Directions.
Lines containing the word "arrow" are the ones to copy from the records below.

[Data about app and page elements]
%%

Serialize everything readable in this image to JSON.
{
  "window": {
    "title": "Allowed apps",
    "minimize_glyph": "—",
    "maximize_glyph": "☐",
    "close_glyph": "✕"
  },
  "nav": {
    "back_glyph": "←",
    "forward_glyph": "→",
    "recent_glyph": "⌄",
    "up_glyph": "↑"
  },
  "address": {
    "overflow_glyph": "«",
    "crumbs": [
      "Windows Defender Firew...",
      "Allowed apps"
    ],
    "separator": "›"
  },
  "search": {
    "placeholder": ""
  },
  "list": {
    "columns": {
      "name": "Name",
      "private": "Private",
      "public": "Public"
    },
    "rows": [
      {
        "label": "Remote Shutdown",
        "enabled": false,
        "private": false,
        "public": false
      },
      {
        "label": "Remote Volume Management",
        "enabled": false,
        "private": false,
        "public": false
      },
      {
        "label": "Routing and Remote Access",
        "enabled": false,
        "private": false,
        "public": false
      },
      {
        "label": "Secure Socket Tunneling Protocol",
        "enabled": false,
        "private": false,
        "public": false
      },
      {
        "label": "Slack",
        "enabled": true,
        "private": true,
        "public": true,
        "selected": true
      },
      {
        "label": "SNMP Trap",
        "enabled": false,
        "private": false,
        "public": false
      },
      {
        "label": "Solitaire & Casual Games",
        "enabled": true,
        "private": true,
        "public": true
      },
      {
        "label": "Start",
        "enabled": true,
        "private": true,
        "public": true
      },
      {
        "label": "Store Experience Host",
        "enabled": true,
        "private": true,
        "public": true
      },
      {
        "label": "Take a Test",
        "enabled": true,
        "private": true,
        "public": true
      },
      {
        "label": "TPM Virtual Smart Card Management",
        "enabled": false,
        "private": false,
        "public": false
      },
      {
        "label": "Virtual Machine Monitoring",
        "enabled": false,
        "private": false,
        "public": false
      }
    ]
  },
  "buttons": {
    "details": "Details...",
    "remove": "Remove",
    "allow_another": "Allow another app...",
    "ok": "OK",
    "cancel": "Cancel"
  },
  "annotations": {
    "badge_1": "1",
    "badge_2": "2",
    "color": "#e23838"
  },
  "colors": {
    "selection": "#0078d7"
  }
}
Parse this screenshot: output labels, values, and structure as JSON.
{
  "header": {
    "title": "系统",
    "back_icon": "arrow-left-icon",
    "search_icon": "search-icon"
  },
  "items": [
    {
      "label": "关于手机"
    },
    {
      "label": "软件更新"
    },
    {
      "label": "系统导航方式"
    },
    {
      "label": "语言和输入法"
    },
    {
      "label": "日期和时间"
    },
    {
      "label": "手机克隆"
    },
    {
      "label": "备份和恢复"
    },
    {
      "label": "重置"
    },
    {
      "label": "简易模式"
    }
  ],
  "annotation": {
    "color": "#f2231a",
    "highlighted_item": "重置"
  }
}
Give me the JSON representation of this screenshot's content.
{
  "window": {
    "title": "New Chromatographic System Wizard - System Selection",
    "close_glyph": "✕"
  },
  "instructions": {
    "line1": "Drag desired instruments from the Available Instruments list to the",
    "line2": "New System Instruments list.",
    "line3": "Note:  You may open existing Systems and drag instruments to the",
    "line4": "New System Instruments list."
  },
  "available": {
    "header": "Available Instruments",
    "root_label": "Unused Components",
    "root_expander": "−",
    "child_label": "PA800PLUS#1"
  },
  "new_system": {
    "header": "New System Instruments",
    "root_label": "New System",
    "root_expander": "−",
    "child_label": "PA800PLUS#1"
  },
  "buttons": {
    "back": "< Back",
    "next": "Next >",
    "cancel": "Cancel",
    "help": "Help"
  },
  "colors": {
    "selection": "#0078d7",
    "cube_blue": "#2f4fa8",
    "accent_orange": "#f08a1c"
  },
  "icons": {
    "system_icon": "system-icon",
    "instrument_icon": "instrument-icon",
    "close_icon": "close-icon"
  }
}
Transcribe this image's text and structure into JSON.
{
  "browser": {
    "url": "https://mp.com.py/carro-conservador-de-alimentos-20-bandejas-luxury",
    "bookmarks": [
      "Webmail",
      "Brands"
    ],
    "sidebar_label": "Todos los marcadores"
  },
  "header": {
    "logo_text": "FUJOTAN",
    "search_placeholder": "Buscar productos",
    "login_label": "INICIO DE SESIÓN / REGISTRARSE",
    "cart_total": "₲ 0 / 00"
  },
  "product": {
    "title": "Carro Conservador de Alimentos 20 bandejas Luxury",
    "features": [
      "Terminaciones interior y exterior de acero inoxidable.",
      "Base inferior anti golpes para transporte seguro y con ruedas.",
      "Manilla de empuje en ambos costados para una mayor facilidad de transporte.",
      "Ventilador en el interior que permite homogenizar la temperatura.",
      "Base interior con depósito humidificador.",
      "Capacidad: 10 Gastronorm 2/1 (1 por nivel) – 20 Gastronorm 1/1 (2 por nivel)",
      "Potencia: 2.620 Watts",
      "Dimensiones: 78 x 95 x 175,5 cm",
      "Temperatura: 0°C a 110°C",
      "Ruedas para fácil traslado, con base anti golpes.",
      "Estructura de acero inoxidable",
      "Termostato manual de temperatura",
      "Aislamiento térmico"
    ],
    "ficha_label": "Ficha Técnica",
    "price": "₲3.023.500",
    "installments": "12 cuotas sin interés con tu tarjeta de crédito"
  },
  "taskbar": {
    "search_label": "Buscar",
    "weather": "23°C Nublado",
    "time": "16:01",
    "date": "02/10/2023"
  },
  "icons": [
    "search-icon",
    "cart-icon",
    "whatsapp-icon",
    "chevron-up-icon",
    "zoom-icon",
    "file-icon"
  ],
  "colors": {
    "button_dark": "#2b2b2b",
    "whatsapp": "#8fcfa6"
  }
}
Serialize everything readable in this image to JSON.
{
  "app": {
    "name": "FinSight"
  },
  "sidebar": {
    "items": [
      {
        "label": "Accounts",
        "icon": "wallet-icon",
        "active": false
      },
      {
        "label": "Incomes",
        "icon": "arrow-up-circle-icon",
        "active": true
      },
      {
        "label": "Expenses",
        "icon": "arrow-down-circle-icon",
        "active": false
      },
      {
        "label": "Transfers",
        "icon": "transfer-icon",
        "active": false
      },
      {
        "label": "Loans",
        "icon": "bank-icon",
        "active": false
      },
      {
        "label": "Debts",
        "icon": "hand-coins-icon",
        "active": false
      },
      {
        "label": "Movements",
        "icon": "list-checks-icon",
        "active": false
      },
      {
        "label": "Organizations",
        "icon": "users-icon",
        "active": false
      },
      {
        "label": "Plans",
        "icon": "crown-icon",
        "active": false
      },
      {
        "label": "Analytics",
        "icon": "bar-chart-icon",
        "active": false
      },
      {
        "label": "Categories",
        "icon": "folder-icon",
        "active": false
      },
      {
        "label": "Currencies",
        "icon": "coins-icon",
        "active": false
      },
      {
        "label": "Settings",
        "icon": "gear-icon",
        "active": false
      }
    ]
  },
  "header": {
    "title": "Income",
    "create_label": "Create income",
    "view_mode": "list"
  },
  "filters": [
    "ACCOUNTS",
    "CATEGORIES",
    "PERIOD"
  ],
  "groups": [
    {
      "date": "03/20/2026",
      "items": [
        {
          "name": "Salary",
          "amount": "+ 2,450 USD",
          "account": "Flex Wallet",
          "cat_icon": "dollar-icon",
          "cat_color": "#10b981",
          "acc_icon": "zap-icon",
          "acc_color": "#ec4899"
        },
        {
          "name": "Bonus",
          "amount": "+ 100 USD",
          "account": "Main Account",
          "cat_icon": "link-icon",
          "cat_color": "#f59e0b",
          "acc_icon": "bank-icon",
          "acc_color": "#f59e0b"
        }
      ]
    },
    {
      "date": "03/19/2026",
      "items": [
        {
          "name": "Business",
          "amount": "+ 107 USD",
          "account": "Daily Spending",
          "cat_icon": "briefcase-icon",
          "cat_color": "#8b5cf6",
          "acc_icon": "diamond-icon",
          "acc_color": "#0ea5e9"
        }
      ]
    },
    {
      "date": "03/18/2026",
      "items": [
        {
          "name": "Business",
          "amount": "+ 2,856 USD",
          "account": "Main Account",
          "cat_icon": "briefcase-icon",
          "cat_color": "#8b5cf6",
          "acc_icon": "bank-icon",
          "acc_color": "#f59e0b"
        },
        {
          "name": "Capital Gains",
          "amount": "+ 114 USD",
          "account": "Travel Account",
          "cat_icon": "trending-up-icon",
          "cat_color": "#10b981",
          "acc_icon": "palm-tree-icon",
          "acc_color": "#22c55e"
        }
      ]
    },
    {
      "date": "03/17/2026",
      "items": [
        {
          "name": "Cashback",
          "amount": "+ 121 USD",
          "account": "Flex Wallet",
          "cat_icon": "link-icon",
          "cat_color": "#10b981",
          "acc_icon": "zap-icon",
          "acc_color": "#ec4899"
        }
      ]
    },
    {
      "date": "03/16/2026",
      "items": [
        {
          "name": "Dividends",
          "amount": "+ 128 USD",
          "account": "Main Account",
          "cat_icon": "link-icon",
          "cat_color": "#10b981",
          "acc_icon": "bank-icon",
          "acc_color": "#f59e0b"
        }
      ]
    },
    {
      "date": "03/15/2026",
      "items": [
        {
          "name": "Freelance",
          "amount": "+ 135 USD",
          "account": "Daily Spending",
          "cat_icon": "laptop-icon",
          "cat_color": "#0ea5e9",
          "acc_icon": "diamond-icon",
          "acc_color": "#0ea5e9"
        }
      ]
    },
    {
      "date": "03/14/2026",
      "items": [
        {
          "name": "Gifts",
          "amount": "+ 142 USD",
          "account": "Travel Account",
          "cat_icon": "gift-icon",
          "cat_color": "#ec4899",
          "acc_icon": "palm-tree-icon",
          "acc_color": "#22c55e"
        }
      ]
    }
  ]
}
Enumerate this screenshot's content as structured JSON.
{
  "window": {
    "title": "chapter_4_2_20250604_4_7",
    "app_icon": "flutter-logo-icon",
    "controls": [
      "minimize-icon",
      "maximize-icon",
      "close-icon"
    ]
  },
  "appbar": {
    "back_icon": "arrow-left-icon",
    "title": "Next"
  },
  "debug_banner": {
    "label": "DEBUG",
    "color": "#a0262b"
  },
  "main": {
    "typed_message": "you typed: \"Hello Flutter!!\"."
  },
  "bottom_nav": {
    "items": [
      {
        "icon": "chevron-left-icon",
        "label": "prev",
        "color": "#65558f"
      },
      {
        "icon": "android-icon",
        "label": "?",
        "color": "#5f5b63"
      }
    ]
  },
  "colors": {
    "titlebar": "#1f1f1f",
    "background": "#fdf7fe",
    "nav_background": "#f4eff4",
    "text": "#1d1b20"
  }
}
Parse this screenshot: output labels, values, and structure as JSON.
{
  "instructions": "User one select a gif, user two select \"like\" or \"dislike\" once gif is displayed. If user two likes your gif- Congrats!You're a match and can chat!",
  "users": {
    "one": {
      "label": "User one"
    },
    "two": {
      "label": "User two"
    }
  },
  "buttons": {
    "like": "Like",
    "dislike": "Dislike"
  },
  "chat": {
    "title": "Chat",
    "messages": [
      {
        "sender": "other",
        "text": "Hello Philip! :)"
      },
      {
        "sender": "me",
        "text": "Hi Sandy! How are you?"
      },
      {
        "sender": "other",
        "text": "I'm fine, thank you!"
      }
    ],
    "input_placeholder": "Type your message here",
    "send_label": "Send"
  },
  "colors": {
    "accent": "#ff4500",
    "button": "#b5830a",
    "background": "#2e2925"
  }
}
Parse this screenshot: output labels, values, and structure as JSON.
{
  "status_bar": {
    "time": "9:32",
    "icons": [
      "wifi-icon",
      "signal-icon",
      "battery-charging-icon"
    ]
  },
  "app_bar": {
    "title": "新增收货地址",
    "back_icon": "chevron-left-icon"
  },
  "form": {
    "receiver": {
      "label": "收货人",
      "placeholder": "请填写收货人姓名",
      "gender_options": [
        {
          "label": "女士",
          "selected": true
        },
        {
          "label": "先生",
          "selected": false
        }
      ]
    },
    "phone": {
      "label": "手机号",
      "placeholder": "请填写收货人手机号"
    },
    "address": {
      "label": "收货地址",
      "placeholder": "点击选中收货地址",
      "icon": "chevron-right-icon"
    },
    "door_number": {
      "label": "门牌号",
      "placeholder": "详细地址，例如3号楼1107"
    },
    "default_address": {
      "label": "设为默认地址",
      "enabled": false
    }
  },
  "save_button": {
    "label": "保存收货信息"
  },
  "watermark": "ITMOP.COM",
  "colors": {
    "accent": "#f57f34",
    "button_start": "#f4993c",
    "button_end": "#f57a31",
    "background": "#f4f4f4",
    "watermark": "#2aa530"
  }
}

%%

Finished exercise.
    "back_icon": "arrow-left-icon",
        "icon": "arrow-up-circle-icon",
        "icon": "arrow-down-circle-icon",
    "back_icon": "arrow-left-icon",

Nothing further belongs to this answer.